Problem description »
Hand back the entries exactly as written, minus every picture.

-=-=-

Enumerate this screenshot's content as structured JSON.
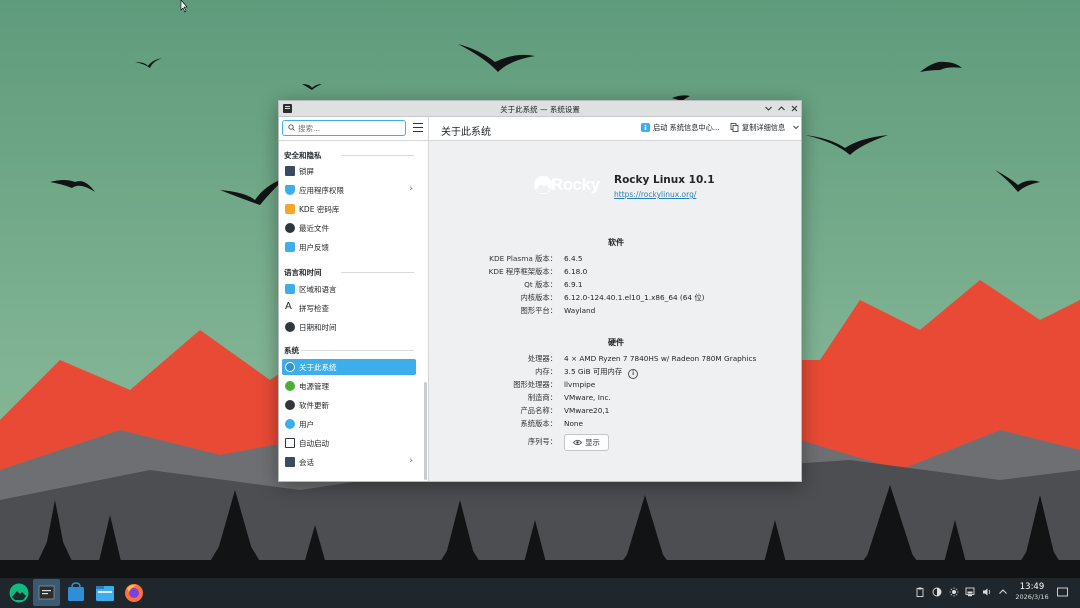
{
  "window": {
    "title": "关于此系统 — 系统设置"
  },
  "search": {
    "placeholder": "搜索..."
  },
  "sidebar": {
    "sections": [
      {
        "label": "安全和隐私",
        "items": [
          {
            "label": "锁屏",
            "icon": "lock-screen-icon"
          },
          {
            "label": "应用程序权限",
            "icon": "shield-icon",
            "has_arrow": true
          },
          {
            "label": "KDE 密码库",
            "icon": "wallet-icon"
          },
          {
            "label": "最近文件",
            "icon": "recent-files-icon"
          },
          {
            "label": "用户反馈",
            "icon": "feedback-icon"
          }
        ]
      },
      {
        "label": "语言和时间",
        "items": [
          {
            "label": "区域和语言",
            "icon": "region-icon"
          },
          {
            "label": "拼写检查",
            "icon": "spellcheck-icon"
          },
          {
            "label": "日期和时间",
            "icon": "clock-icon"
          }
        ]
      },
      {
        "label": "系统",
        "items": [
          {
            "label": "关于此系统",
            "icon": "info-icon",
            "selected": true
          },
          {
            "label": "电源管理",
            "icon": "power-icon"
          },
          {
            "label": "软件更新",
            "icon": "update-icon"
          },
          {
            "label": "用户",
            "icon": "user-icon"
          },
          {
            "label": "自动启动",
            "icon": "autostart-icon"
          },
          {
            "label": "会话",
            "icon": "session-icon",
            "has_arrow": true
          }
        ]
      }
    ]
  },
  "main": {
    "title": "关于此系统",
    "launch_info_label": "启动 系统信息中心...",
    "copy_details_label": "复制详细信息",
    "logo_text": "Rocky",
    "distro_name": "Rocky Linux 10.1",
    "distro_url": "https://rockylinux.org/",
    "software": {
      "title": "软件",
      "rows": [
        {
          "key": "KDE Plasma 版本：",
          "value": "6.4.5"
        },
        {
          "key": "KDE 程序框架版本：",
          "value": "6.18.0"
        },
        {
          "key": "Qt 版本：",
          "value": "6.9.1"
        },
        {
          "key": "内核版本：",
          "value": "6.12.0-124.40.1.el10_1.x86_64 (64 位)"
        },
        {
          "key": "图形平台：",
          "value": "Wayland"
        }
      ]
    },
    "hardware": {
      "title": "硬件",
      "rows": [
        {
          "key": "处理器：",
          "value": "4 × AMD Ryzen 7 7840HS w/ Radeon 780M Graphics"
        },
        {
          "key": "内存：",
          "value": "3.5 GiB 可用内存"
        },
        {
          "key": "图形处理器：",
          "value": "llvmpipe"
        },
        {
          "key": "制造商：",
          "value": "VMware, Inc."
        },
        {
          "key": "产品名称：",
          "value": "VMware20,1"
        },
        {
          "key": "系统版本：",
          "value": "None"
        },
        {
          "key": "序列号：",
          "value": ""
        }
      ],
      "show_button": "显示"
    }
  },
  "taskbar": {
    "time": "13:49",
    "date": "2026/3/16"
  },
  "colors": {
    "accent": "#3daee9",
    "sky": "#6fa789",
    "mountain_red": "#e84a35",
    "taskbar": "#20272c"
  }
}
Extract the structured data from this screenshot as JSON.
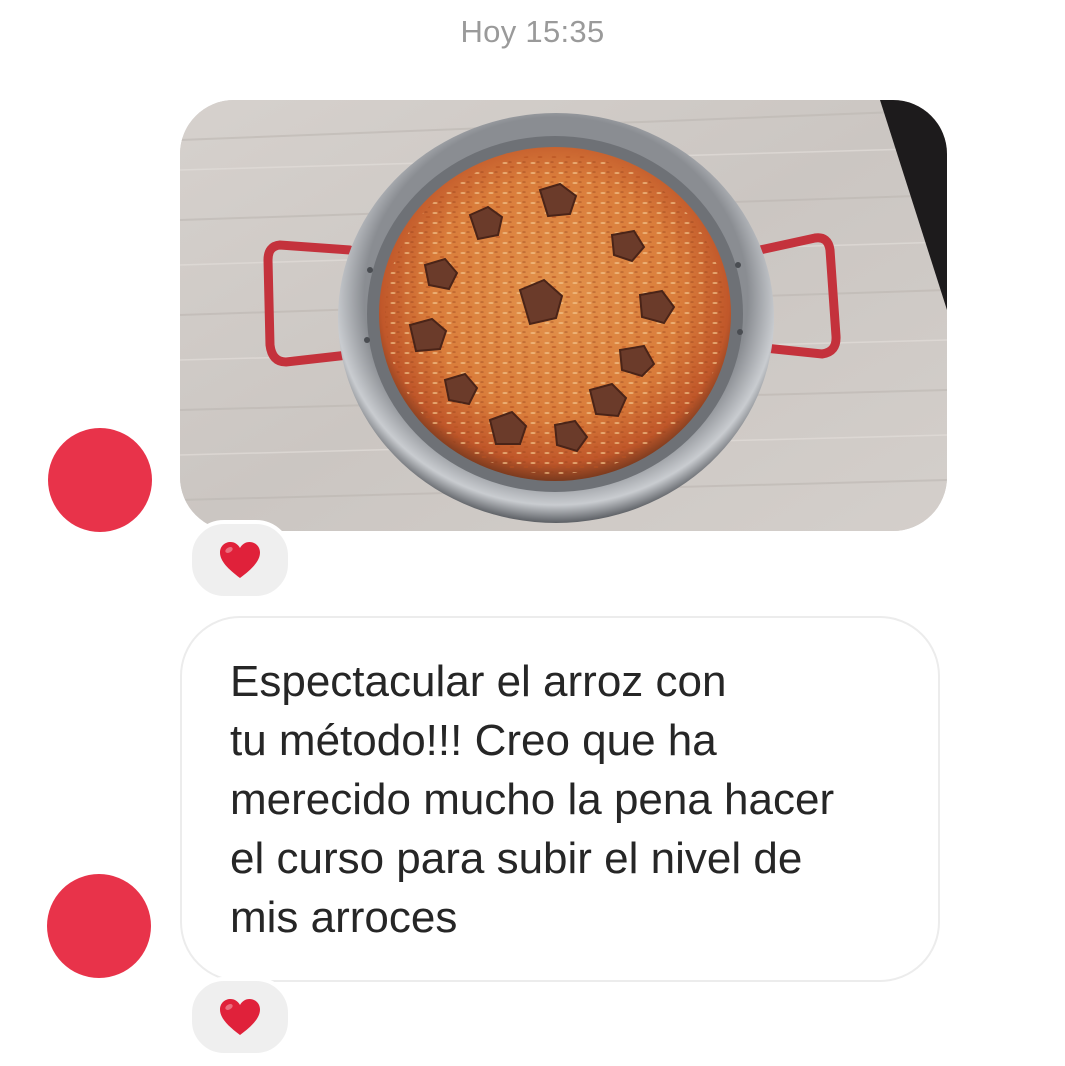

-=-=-

The completed task »
Enumerate this screenshot's content as structured JSON.
{
  "window": {
    "title": "关于此系统 — 系统设置"
  },
  "search": {
    "placeholder": "搜索..."
  },
  "sidebar": {
    "sections": [
      {
        "label": "安全和隐私",
        "items": [
          {
            "label": "锁屏",
            "icon": "lock-screen-icon"
          },
          {
            "label": "应用程序权限",
            "icon": "shield-icon",
            "has_arrow": true
          },
          {
            "label": "KDE 密码库",
            "icon": "wallet-icon"
          },
          {
            "label": "最近文件",
            "icon": "recent-files-icon"
          },
          {
            "label": "用户反馈",
            "icon": "feedback-icon"
          }
        ]
      },
      {
        "label": "语言和时间",
        "items": [
          {
            "label": "区域和语言",
            "icon": "region-icon"
          },
          {
            "label": "拼写检查",
            "icon": "spellcheck-icon"
          },
          {
            "label": "日期和时间",
            "icon": "clock-icon"
          }
        ]
      },
      {
        "label": "系统",
        "items": [
          {
            "label": "关于此系统",
            "icon": "info-icon",
            "selected": true
          },
          {
            "label": "电源管理",
            "icon": "power-icon"
          },
          {
            "label": "软件更新",
            "icon": "update-icon"
          },
          {
            "label": "用户",
            "icon": "user-icon"
          },
          {
            "label": "自动启动",
            "icon": "autostart-icon"
          },
          {
            "label": "会话",
            "icon": "session-icon",
            "has_arrow": true
          }
        ]
      }
    ]
  },
  "main": {
    "title": "关于此系统",
    "launch_info_label": "启动 系统信息中心...",
    "copy_details_label": "复制详细信息",
    "logo_text": "Rocky",
    "distro_name": "Rocky Linux 10.1",
    "distro_url": "https://rockylinux.org/",
    "software": {
      "title": "软件",
      "rows": [
        {
          "key": "KDE Plasma 版本：",
          "value": "6.4.5"
        },
        {
          "key": "KDE 程序框架版本：",
          "value": "6.18.0"
        },
        {
          "key": "Qt 版本：",
          "value": "6.9.1"
        },
        {
          "key": "内核版本：",
          "value": "6.12.0-124.40.1.el10_1.x86_64 (64 位)"
        },
        {
          "key": "图形平台：",
          "value": "Wayland"
        }
      ]
    },
    "hardware": {
      "title": "硬件",
      "rows": [
        {
          "key": "处理器：",
          "value": "4 × AMD Ryzen 7 7840HS w/ Radeon 780M Graphics"
        },
        {
          "key": "内存：",
          "value": "3.5 GiB 可用内存"
        },
        {
          "key": "图形处理器：",
          "value": "llvmpipe"
        },
        {
          "key": "制造商：",
          "value": "VMware, Inc."
        },
        {
          "key": "产品名称：",
          "value": "VMware20,1"
        },
        {
          "key": "系统版本：",
          "value": "None"
        },
        {
          "key": "序列号：",
          "value": ""
        }
      ],
      "show_button": "显示"
    }
  },
  "taskbar": {
    "time": "13:49",
    "date": "2026/3/16"
  },
  "colors": {
    "accent": "#3daee9",
    "sky": "#6fa789",
    "mountain_red": "#e84a35",
    "taskbar": "#20272c"
  }
}
Extract the structured data from this screenshot as JSON.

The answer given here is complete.